Constatives: affirming, alleging, announcing, answering, attributing, claiming, classifying, concurring, confirming, conjecturing, denying, disagreeing, disclosing, disputing, identifying, informing, insisting, predicting, ranking, reporting, stating, stipulating
Directives: advising, admonishing, asking, begging, dismissing, excusing, forbidding, instructing, ordering, permitting, requesting, requiring, suggesting, urging, warning
Commissives: agreeing, guaranteeing, inviting, offering, promising, swearing, volunteering
Acknowledgments: apologizing, condoling, congratulating, greeting, thanking, accepting (acknowledging an acknowledgment)

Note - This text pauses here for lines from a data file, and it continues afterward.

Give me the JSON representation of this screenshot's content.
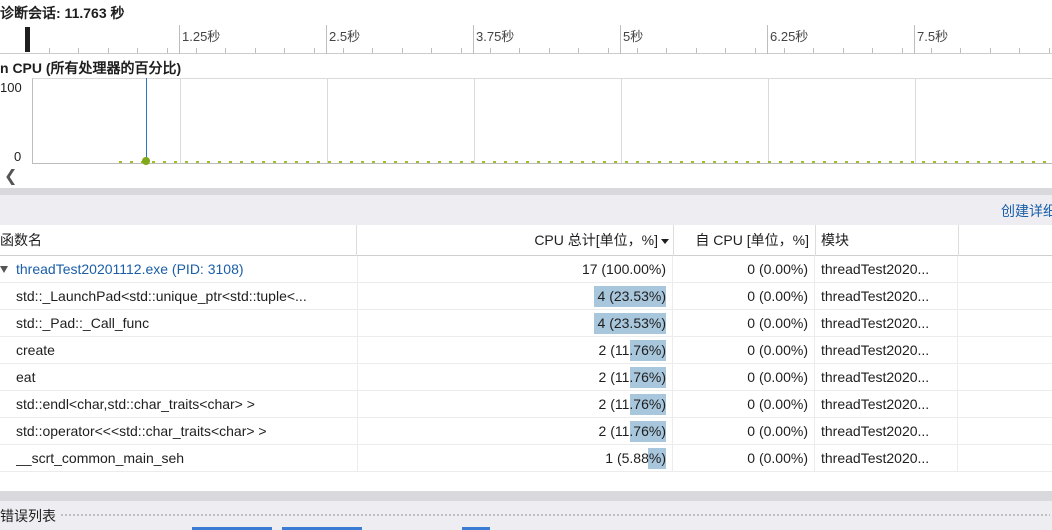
{
  "session": {
    "title": "诊断会话: 11.763 秒"
  },
  "ruler": {
    "ticks": [
      "1.25秒",
      "2.5秒",
      "3.75秒",
      "5秒",
      "6.25秒",
      "7.5秒"
    ]
  },
  "cpu_graph": {
    "title": "n CPU (所有处理器的百分比)",
    "y_max_label": "100",
    "y_min_label": "0",
    "line_color": "#9bc02a",
    "cursor_color": "#2e74c4"
  },
  "toolbar": {
    "details_link": "创建详细"
  },
  "grid": {
    "headers": {
      "name": "函数名",
      "total": "CPU 总计[单位，%]",
      "self": "自 CPU [单位，%]",
      "module": "模块"
    },
    "rows": [
      {
        "name": "threadTest20201112.exe (PID: 3108)",
        "total": "17 (100.00%)",
        "total_pct": 100.0,
        "self": "0 (0.00%)",
        "module": "threadTest2020...",
        "root": true
      },
      {
        "name": "std::_LaunchPad<std::unique_ptr<std::tuple<...",
        "total": "4 (23.53%)",
        "total_pct": 23.53,
        "self": "0 (0.00%)",
        "module": "threadTest2020..."
      },
      {
        "name": "std::_Pad::_Call_func",
        "total": "4 (23.53%)",
        "total_pct": 23.53,
        "self": "0 (0.00%)",
        "module": "threadTest2020..."
      },
      {
        "name": "create",
        "total": "2 (11.76%)",
        "total_pct": 11.76,
        "self": "0 (0.00%)",
        "module": "threadTest2020..."
      },
      {
        "name": "eat",
        "total": "2 (11.76%)",
        "total_pct": 11.76,
        "self": "0 (0.00%)",
        "module": "threadTest2020..."
      },
      {
        "name": "std::endl<char,std::char_traits<char> >",
        "total": "2 (11.76%)",
        "total_pct": 11.76,
        "self": "0 (0.00%)",
        "module": "threadTest2020..."
      },
      {
        "name": "std::operator<<<std::char_traits<char> >",
        "total": "2 (11.76%)",
        "total_pct": 11.76,
        "self": "0 (0.00%)",
        "module": "threadTest2020..."
      },
      {
        "name": "__scrt_common_main_seh",
        "total": "1 (5.88%)",
        "total_pct": 5.88,
        "self": "0 (0.00%)",
        "module": "threadTest2020..."
      }
    ]
  },
  "error_list": {
    "title": "错误列表"
  }
}
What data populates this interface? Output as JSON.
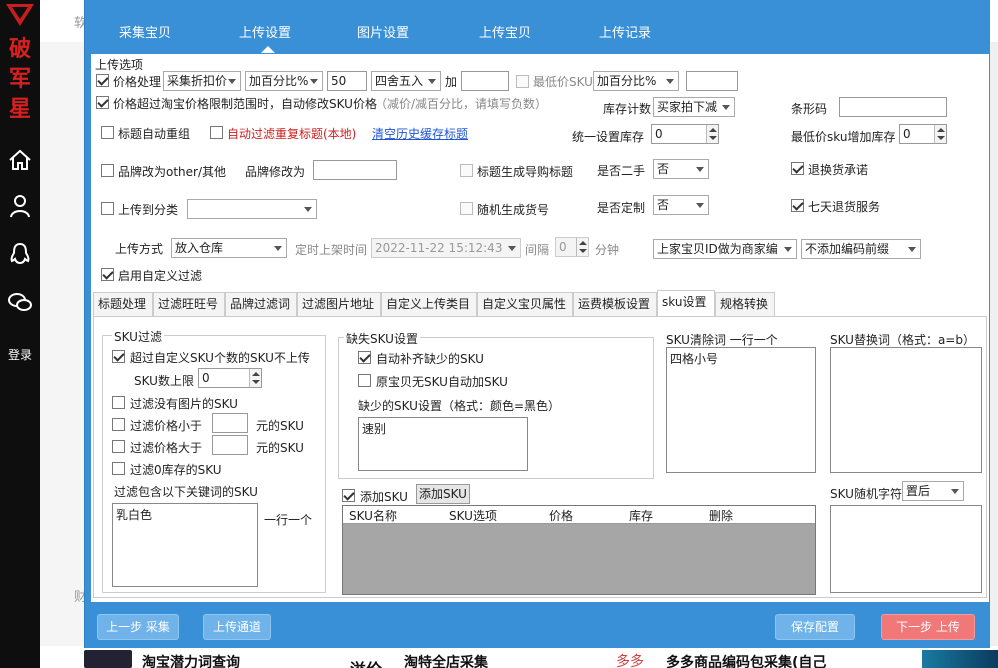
{
  "sidebar": {
    "brand_chars": [
      "破",
      "军",
      "星"
    ],
    "login_label": "登录"
  },
  "background": {
    "top_char": "软",
    "side_char": "财",
    "bottom": [
      "淘宝潜力词查询",
      "溢价",
      "淘特全店采集",
      "多多",
      "多多商品编码包采集(自己"
    ]
  },
  "dialog": {
    "tabs": [
      "采集宝贝",
      "上传设置",
      "图片设置",
      "上传宝贝",
      "上传记录"
    ],
    "active_tab": 1,
    "section_title": "上传选项",
    "price": {
      "label": "价格处理",
      "checked": true,
      "mode": "采集折扣价",
      "calc": "加百分比%",
      "value": "50",
      "rounding": "四舍五入",
      "add_label": "加",
      "add_value": "",
      "min_label": "最低价SKU",
      "min_checked": false,
      "min_mode": "加百分比%",
      "min_value": ""
    },
    "over_limit": {
      "label": "价格超过淘宝价格限制范围时，自动修改SKU价格",
      "checked": true,
      "hint": "（减价/减百分比，请填写负数）"
    },
    "stock": {
      "label": "库存计数",
      "value": "买家拍下减"
    },
    "barcode": {
      "label": "条形码",
      "value": ""
    },
    "title_regroup": {
      "label": "标题自动重组",
      "checked": false
    },
    "dedupe": {
      "label": "自动过滤重复标题(本地)",
      "checked": false
    },
    "clear_link": "清空历史缓存标题",
    "unify_stock": {
      "label": "统一设置库存",
      "value": "0"
    },
    "min_sku_stock": {
      "label": "最低价sku增加库存",
      "value": "0"
    },
    "brand_other": {
      "label": "品牌改为other/其他",
      "checked": false
    },
    "brand_change": {
      "label": "品牌修改为",
      "value": ""
    },
    "shopping_title": {
      "label": "标题生成导购标题",
      "checked": false
    },
    "second_hand": {
      "label": "是否二手",
      "value": "否"
    },
    "return_promise": {
      "label": "退换货承诺",
      "checked": true
    },
    "upload_category": {
      "label": "上传到分类",
      "checked": false,
      "value": ""
    },
    "random_code": {
      "label": "随机生成货号",
      "checked": false
    },
    "custom_made": {
      "label": "是否定制",
      "value": "否"
    },
    "seven_days": {
      "label": "七天退货服务",
      "checked": true
    },
    "upload_method": {
      "label": "上传方式",
      "value": "放入仓库"
    },
    "timed": {
      "label": "定时上架时间",
      "value": "2022-11-22 15:12:43",
      "interval_label": "间隔",
      "interval_value": "0",
      "unit": "分钟"
    },
    "merchant_code": "上家宝贝ID做为商家编",
    "prefix": "不添加编码前缀",
    "custom_filter": {
      "label": "启用自定义过滤",
      "checked": true
    },
    "subtabs": [
      "标题处理",
      "过滤旺旺号",
      "品牌过滤词",
      "过滤图片地址",
      "自定义上传类目",
      "自定义宝贝属性",
      "运费模板设置",
      "sku设置",
      "规格转换"
    ],
    "active_subtab": 7,
    "sku_filter": {
      "legend": "SKU过滤",
      "over_limit": {
        "label": "超过自定义SKU个数的SKU不上传",
        "checked": true
      },
      "limit": {
        "label": "SKU数上限",
        "value": "0"
      },
      "no_image": {
        "label": "过滤没有图片的SKU",
        "checked": false
      },
      "price_less": {
        "label": "过滤价格小于",
        "value": "",
        "unit": "元的SKU",
        "checked": false
      },
      "price_more": {
        "label": "过滤价格大于",
        "value": "",
        "unit": "元的SKU",
        "checked": false
      },
      "zero_stock": {
        "label": "过滤0库存的SKU",
        "checked": false
      },
      "keywords_label": "过滤包含以下关键词的SKU",
      "keywords": "乳白色",
      "per_line": "一行一个"
    },
    "missing_sku": {
      "legend": "缺失SKU设置",
      "auto_fill": {
        "label": "自动补齐缺少的SKU",
        "checked": true
      },
      "auto_add": {
        "label": "原宝贝无SKU自动加SKU",
        "checked": false
      },
      "settings_label": "缺少的SKU设置（格式：颜色=黑色）",
      "settings_value": "速别"
    },
    "add_sku": {
      "label": "添加SKU",
      "checked": true,
      "button": "添加SKU"
    },
    "sku_table_headers": [
      "SKU名称",
      "SKU选项",
      "价格",
      "库存",
      "删除"
    ],
    "sku_clear": {
      "label": "SKU清除词 一行一个",
      "value": "四格小号"
    },
    "sku_replace": {
      "label": "SKU替换词（格式：a=b）",
      "value": ""
    },
    "sku_random": {
      "label": "SKU随机字符",
      "value": "置后"
    },
    "footer": {
      "prev": "上一步 采集",
      "channel": "上传通道",
      "save": "保存配置",
      "next": "下一步 上传"
    }
  }
}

Bach and Harnish spell out the correlation between type of illocutionary act and type of expressed attitude. In many cases, such as answering, disputing, excusing and agreeing, as well as all types of acknowledgment, the act and the attitude it expresses presuppose a specific conversational or other social circumstance.
For types of acts that are distinguished by the type of attitude expressed, there is no need to invoke the notion of convention to explain how it can succeed. The act can succeed if the hearer recognizes the attitude being expressed, such as a belief in the case of a statement and a desire in the case of a request. Any further effect it has on the hearer, such as being believed or being complied with, or just being taken as sincere, is not essential to its being a statement or a request. Thus an utterance can succeed as an act of communication even if the speaker does not possess the attitude he is expressing: communication is one thing, sincerity another. Communicating is as it were just putting an attitude on the table; sincerity is actually possessing the attitude one is expressing. Correlatively, the hearer can understand the utterance without regarding it as sincere, e.g., take it as an apology, as expressing regret for something, without believing that the speaker regrets having done the deed in question. Getting one’s audience to believe that one actually possesses the attitude one is expressing is not an illocutionary but a perlocutionary act.
Kent Bach, Routledge Encyclopedia of Philosophy entry